How to expend almost no energy but still contribute to Thanksgiving.
This is the problem with the holidays: You wait all year to have a few weekdays off and when you finally get it you have to spend it navigating crowded airports, shopping for turkeys, and reassuring concerned relatives that no, the West Village is no longer a haven for drug-addicted muggers, and yes, blogging is in fact a real job for which you are rewarded a small but still-real paycheck.
When I go home for the holidays all I want to do is sleep 12 hours a night and spend my days doing nothing but painting my nails Christmas colors, watching “Bad Santa” and drinking heavily spiked eggnog. While this is totally acceptable behavior for a college student home for Thanksgiving, it’s entirely obnoxious for a grown adult.
That’s why this year, Death and Taxes is presenting six super-lazy Thanksgiving recipes—two each day until Thursday—that will require extremely little of you, thus allowing you to relax, while still showing your family that you love them and are slowly but surely plodding your way towards adulthood.
One of the best things about being an adult is getting to start with dessert. So that’s what we’re doing here.
LEMON ICEBOX PIE (Or Lemon Poor-Man’s Cheesecake)
This recipe for Lemon Icebox Pie is so easy it doesn’t even require an oven. There are lots of variations, but I like my aunt’s best. It uses cream cheese instead of cool whip, and thus takes on the quality of a lemon-flavored poor-man’s cheesecake which is a perfectly acceptable second name if you think that will impress a family member.
1 8oz pack Philadelphia cream cheese
1 14oz can sweetened condensed milk
1/3 cup of lemon juice (use real lemons)
1 9-inch pre-made graham cracker crust
If you’re feeling extra nasty a drop of yellow food coloring probably won’t kill anyone
Put the first three ingredients in a bowl and whip with an electric mixer until it’s all one substance. Add the drop of yellow if needed, and mix again. Then pour the lemon filling into the graham cracker crust and smooth out with a rubber spatula. Set in the fridge for at least three hours.
As far as garnish is concerned, that’s totally up to you. I’m kind of a purist with my Lemon Icebox Pies, but feel free to sprinkle with graham crackers or Nilla Wafers if you find some in your cupboard. Just check the date to make sure they weren’t bought for an afternoon snack when you were in 6th grade. Also, there’s a good chance someone in your family will have picked up a can of whipped cream, so you should at least set that out with the pie.
DONUT HOT CHOCOLATE
Full disclosure: I haven’t actually tried blending a donut into my hot chocolate, but I read about it on the Green Bay Press Gazette and made one small adjustment based on my extensive experience with hot chocolate.

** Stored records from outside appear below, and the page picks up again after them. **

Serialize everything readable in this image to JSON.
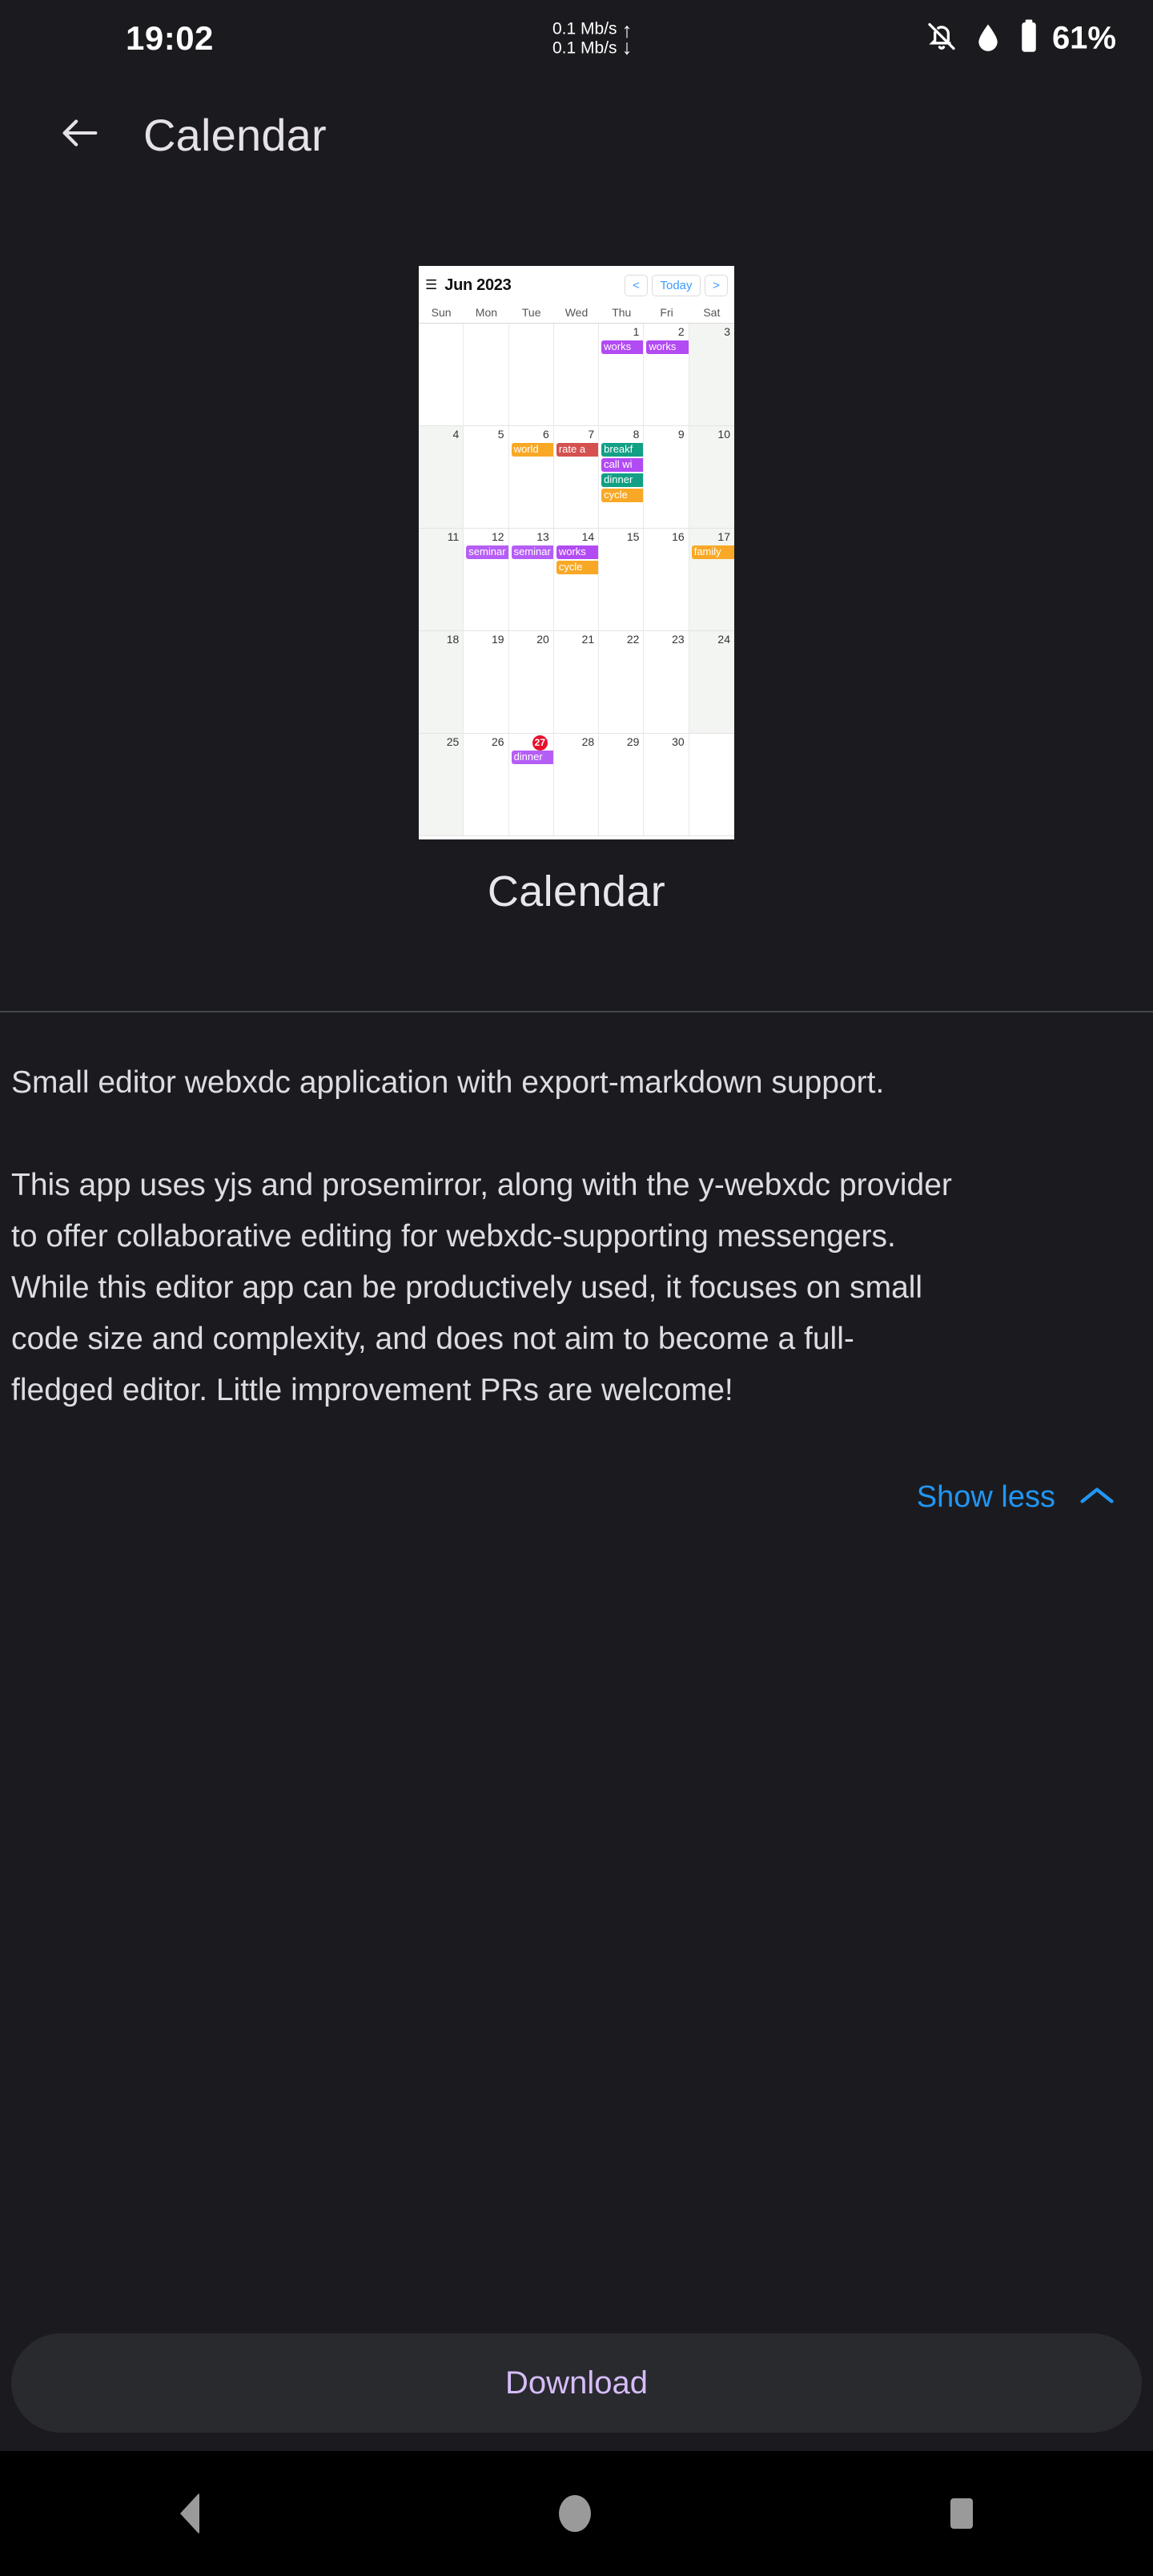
{
  "statusbar": {
    "time": "19:02",
    "net_up": "0.1 Mb/s",
    "net_down": "0.1 Mb/s",
    "up_arrow": "⬆",
    "down_arrow": "⬇",
    "icons": [
      "notifications-off-icon",
      "cloud-icon",
      "battery-icon"
    ],
    "battery": "61%"
  },
  "appbar": {
    "back_icon": "arrow-left-icon",
    "title": "Calendar"
  },
  "preview": {
    "app_title": "Calendar",
    "calendar": {
      "menu_icon": "hamburger-icon",
      "month_label": "Jun 2023",
      "prev_label": "<",
      "today_label": "Today",
      "next_label": ">",
      "weekdays": [
        "Sun",
        "Mon",
        "Tue",
        "Wed",
        "Thu",
        "Fri",
        "Sat"
      ],
      "today_date": 27,
      "cells": [
        {
          "day": "",
          "weekend": false,
          "events": []
        },
        {
          "day": "",
          "weekend": false,
          "events": []
        },
        {
          "day": "",
          "weekend": false,
          "events": []
        },
        {
          "day": "",
          "weekend": false,
          "events": []
        },
        {
          "day": "1",
          "weekend": false,
          "events": [
            {
              "label": "works",
              "color": "#b24bf3"
            }
          ]
        },
        {
          "day": "2",
          "weekend": false,
          "events": [
            {
              "label": "works",
              "color": "#b24bf3"
            }
          ]
        },
        {
          "day": "3",
          "weekend": true,
          "events": []
        },
        {
          "day": "4",
          "weekend": true,
          "events": []
        },
        {
          "day": "5",
          "weekend": false,
          "events": []
        },
        {
          "day": "6",
          "weekend": false,
          "events": [
            {
              "label": "world",
              "color": "#f9a825"
            }
          ]
        },
        {
          "day": "7",
          "weekend": false,
          "events": [
            {
              "label": "rate a",
              "color": "#d4514f"
            }
          ]
        },
        {
          "day": "8",
          "weekend": false,
          "events": [
            {
              "label": "breakf",
              "color": "#13a085"
            },
            {
              "label": "call wi",
              "color": "#b24bf3"
            },
            {
              "label": "dinner",
              "color": "#13a085"
            },
            {
              "label": "cycle",
              "color": "#f9a825"
            }
          ]
        },
        {
          "day": "9",
          "weekend": false,
          "events": []
        },
        {
          "day": "10",
          "weekend": true,
          "events": []
        },
        {
          "day": "11",
          "weekend": true,
          "events": []
        },
        {
          "day": "12",
          "weekend": false,
          "events": [
            {
              "label": "seminar",
              "color": "#b55ef5"
            }
          ]
        },
        {
          "day": "13",
          "weekend": false,
          "events": [
            {
              "label": "seminar",
              "color": "#b55ef5"
            }
          ]
        },
        {
          "day": "14",
          "weekend": false,
          "events": [
            {
              "label": "works",
              "color": "#b24bf3"
            },
            {
              "label": "cycle",
              "color": "#f9a825"
            }
          ]
        },
        {
          "day": "15",
          "weekend": false,
          "events": []
        },
        {
          "day": "16",
          "weekend": false,
          "events": []
        },
        {
          "day": "17",
          "weekend": true,
          "events": [
            {
              "label": "family",
              "color": "#f9a825"
            }
          ]
        },
        {
          "day": "18",
          "weekend": true,
          "events": []
        },
        {
          "day": "19",
          "weekend": false,
          "events": []
        },
        {
          "day": "20",
          "weekend": false,
          "events": []
        },
        {
          "day": "21",
          "weekend": false,
          "events": []
        },
        {
          "day": "22",
          "weekend": false,
          "events": []
        },
        {
          "day": "23",
          "weekend": false,
          "events": []
        },
        {
          "day": "24",
          "weekend": true,
          "events": []
        },
        {
          "day": "25",
          "weekend": true,
          "events": []
        },
        {
          "day": "26",
          "weekend": false,
          "events": []
        },
        {
          "day": "27",
          "weekend": false,
          "today": true,
          "events": [
            {
              "label": "dinner",
              "color": "#b55ef5"
            }
          ]
        },
        {
          "day": "28",
          "weekend": false,
          "events": []
        },
        {
          "day": "29",
          "weekend": false,
          "events": []
        },
        {
          "day": "30",
          "weekend": false,
          "events": []
        },
        {
          "day": "",
          "weekend": false,
          "events": []
        }
      ]
    }
  },
  "description": {
    "paragraph1": "Small editor webxdc application with export-markdown support.",
    "paragraph2_line1": "This app uses yjs and prosemirror, along with the y-webxdc provider",
    "paragraph2_line2": "to offer collaborative editing for webxdc-supporting messengers.",
    "paragraph2_line3": "While this editor app can be productively used, it focuses on small",
    "paragraph2_line4": "code size and complexity, and does not aim to become a full-",
    "paragraph2_line5": "fledged editor. Little improvement PRs are welcome!",
    "toggle_label": "Show less",
    "toggle_icon": "chevron-up-icon",
    "toggle_color": "#2196f3"
  },
  "actions": {
    "download_label": "Download",
    "download_color": "#d6bcfa"
  },
  "navbar": {
    "back": "nav-back-icon",
    "home": "nav-home-icon",
    "recents": "nav-recents-icon"
  }
}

I plan to try it as soon as I get off work today. From what I can gather this dish is ideal to serve the Wednesday night before Thanksgiving to help stretch your stomach out for Thursday’s turkey feast.
1 Donut, preferably cakey chocolate glazed, though if you’re luck enough to live in L.A. I would try it with a glazed Old Fashioned from Bob’s Coffee and Donuts in the Farmer’s Market.
2 Cups of whole milk
4 packs of your favorite hot chocolate mix.
A pinch of salt
Pour the milk in a blender and add the donut. Blend until smooth. The original recipe says this could take over a minute, so be patient. Transfer into a saucepan, add the salt and whisk over medium heat for three to four minutes until hot. Pour into four cups and top with a heaping mountain of mini marshmallows. Serve to you mother with a kiss on the cheek and a comment about how young she looks.
Tomorrow we’ll be covering laziest side dishes. Until then!